For every record here, output an exact copy.

···

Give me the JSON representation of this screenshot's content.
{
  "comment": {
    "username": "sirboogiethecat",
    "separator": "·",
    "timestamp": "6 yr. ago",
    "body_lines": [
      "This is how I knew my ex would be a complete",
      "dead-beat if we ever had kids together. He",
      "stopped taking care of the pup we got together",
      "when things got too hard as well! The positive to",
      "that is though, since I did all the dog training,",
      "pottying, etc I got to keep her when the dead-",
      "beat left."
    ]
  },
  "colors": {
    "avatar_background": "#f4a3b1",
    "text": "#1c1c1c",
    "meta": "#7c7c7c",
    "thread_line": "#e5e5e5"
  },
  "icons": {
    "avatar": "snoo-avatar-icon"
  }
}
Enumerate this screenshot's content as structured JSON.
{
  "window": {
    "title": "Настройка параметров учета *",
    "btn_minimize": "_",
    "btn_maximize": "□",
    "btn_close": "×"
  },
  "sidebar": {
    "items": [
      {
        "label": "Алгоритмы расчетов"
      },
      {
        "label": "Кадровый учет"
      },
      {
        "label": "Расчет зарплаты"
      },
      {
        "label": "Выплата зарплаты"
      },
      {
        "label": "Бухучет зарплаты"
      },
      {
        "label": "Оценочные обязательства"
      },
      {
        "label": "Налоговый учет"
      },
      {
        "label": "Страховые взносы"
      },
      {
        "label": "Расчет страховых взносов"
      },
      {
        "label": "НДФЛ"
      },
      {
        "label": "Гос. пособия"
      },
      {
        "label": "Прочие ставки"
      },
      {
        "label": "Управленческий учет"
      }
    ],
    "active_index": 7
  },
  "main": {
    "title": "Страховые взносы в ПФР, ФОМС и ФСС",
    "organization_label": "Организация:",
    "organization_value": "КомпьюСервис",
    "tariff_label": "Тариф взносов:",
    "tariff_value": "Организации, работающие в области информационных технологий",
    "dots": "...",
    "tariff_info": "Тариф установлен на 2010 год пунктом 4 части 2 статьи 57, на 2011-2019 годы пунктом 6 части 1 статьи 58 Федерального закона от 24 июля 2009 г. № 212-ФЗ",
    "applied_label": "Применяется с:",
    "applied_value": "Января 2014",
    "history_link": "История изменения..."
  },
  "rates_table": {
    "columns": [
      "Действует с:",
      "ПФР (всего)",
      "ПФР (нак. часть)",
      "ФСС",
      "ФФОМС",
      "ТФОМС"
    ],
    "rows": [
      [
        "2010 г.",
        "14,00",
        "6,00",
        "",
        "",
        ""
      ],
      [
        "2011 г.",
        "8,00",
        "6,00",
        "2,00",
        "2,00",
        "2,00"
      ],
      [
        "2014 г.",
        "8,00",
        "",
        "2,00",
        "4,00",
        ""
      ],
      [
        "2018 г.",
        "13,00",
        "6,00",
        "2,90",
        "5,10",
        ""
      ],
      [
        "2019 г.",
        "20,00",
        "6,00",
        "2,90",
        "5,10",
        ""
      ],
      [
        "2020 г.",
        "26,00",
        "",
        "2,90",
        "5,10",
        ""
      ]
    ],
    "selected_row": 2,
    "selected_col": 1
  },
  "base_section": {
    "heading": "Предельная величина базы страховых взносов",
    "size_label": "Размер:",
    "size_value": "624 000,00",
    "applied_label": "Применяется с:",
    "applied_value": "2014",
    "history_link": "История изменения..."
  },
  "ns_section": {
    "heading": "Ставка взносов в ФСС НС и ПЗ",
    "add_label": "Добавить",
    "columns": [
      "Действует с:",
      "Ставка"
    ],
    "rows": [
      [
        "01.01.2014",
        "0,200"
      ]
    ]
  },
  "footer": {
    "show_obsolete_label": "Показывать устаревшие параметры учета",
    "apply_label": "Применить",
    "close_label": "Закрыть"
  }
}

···

## RESPONSE TO THIS EXERCISE
Give me the JSON representation of this screenshot's content.
{
  "comment": {
    "username": "sirboogiethecat",
    "separator": "·",
    "timestamp": "6 yr. ago",
    "body_lines": [
      "This is how I knew my ex would be a complete",
      "dead-beat if we ever had kids together. He",
      "stopped taking care of the pup we got together",
      "when things got too hard as well! The positive to",
      "that is though, since I did all the dog training,",
      "pottying, etc I got to keep her when the dead-",
      "beat left."
    ]
  },
  "colors": {
    "avatar_background": "#f4a3b1",
    "text": "#1c1c1c",
    "meta": "#7c7c7c",
    "thread_line": "#e5e5e5"
  },
  "icons": {
    "avatar": "snoo-avatar-icon"
  }
}
Enumerate this screenshot's content as structured JSON.
{
  "window": {
    "title": "Настройка параметров учета *",
    "btn_minimize": "_",
    "btn_maximize": "□",
    "btn_close": "×"
  },
  "sidebar": {
    "items": [
      {
        "label": "Алгоритмы расчетов"
      },
      {
        "label": "Кадровый учет"
      },
      {
        "label": "Расчет зарплаты"
      },
      {
        "label": "Выплата зарплаты"
      },
      {
        "label": "Бухучет зарплаты"
      },
      {
        "label": "Оценочные обязательства"
      },
      {
        "label": "Налоговый учет"
      },
      {
        "label": "Страховые взносы"
      },
      {
        "label": "Расчет страховых взносов"
      },
      {
        "label": "НДФЛ"
      },
      {
        "label": "Гос. пособия"
      },
      {
        "label": "Прочие ставки"
      },
      {
        "label": "Управленческий учет"
      }
    ],
    "active_index": 7
  },
  "main": {
    "title": "Страховые взносы в ПФР, ФОМС и ФСС",
    "organization_label": "Организация:",
    "organization_value": "КомпьюСервис",
    "tariff_label": "Тариф взносов:",
    "tariff_value": "Организации, работающие в области информационных технологий",
    "dots": "...",
    "tariff_info": "Тариф установлен на 2010 год пунктом 4 части 2 статьи 57, на 2011-2019 годы пунктом 6 части 1 статьи 58 Федерального закона от 24 июля 2009 г. № 212-ФЗ",
    "applied_label": "Применяется с:",
    "applied_value": "Января 2014",
    "history_link": "История изменения..."
  },
  "rates_table": {
    "columns": [
      "Действует с:",
      "ПФР (всего)",
      "ПФР (нак. часть)",
      "ФСС",
      "ФФОМС",
      "ТФОМС"
    ],
    "rows": [
      [
        "2010 г.",
        "14,00",
        "6,00",
        "",
        "",
        ""
      ],
      [
        "2011 г.",
        "8,00",
        "6,00",
        "2,00",
        "2,00",
        "2,00"
      ],
      [
        "2014 г.",
        "8,00",
        "",
        "2,00",
        "4,00",
        ""
      ],
      [
        "2018 г.",
        "13,00",
        "6,00",
        "2,90",
        "5,10",
        ""
      ],
      [
        "2019 г.",
        "20,00",
        "6,00",
        "2,90",
        "5,10",
        ""
      ],
      [
        "2020 г.",
        "26,00",
        "",
        "2,90",
        "5,10",
        ""
      ]
    ],
    "selected_row": 2,
    "selected_col": 1
  },
  "base_section": {
    "heading": "Предельная величина базы страховых взносов",
    "size_label": "Размер:",
    "size_value": "624 000,00",
    "applied_label": "Применяется с:",
    "applied_value": "2014",
    "history_link": "История изменения..."
  },
  "ns_section": {
    "heading": "Ставка взносов в ФСС НС и ПЗ",
    "add_label": "Добавить",
    "columns": [
      "Действует с:",
      "Ставка"
    ],
    "rows": [
      [
        "01.01.2014",
        "0,200"
      ]
    ]
  },
  "footer": {
    "show_obsolete_label": "Показывать устаревшие параметры учета",
    "apply_label": "Применить",
    "close_label": "Закрыть"
  }
}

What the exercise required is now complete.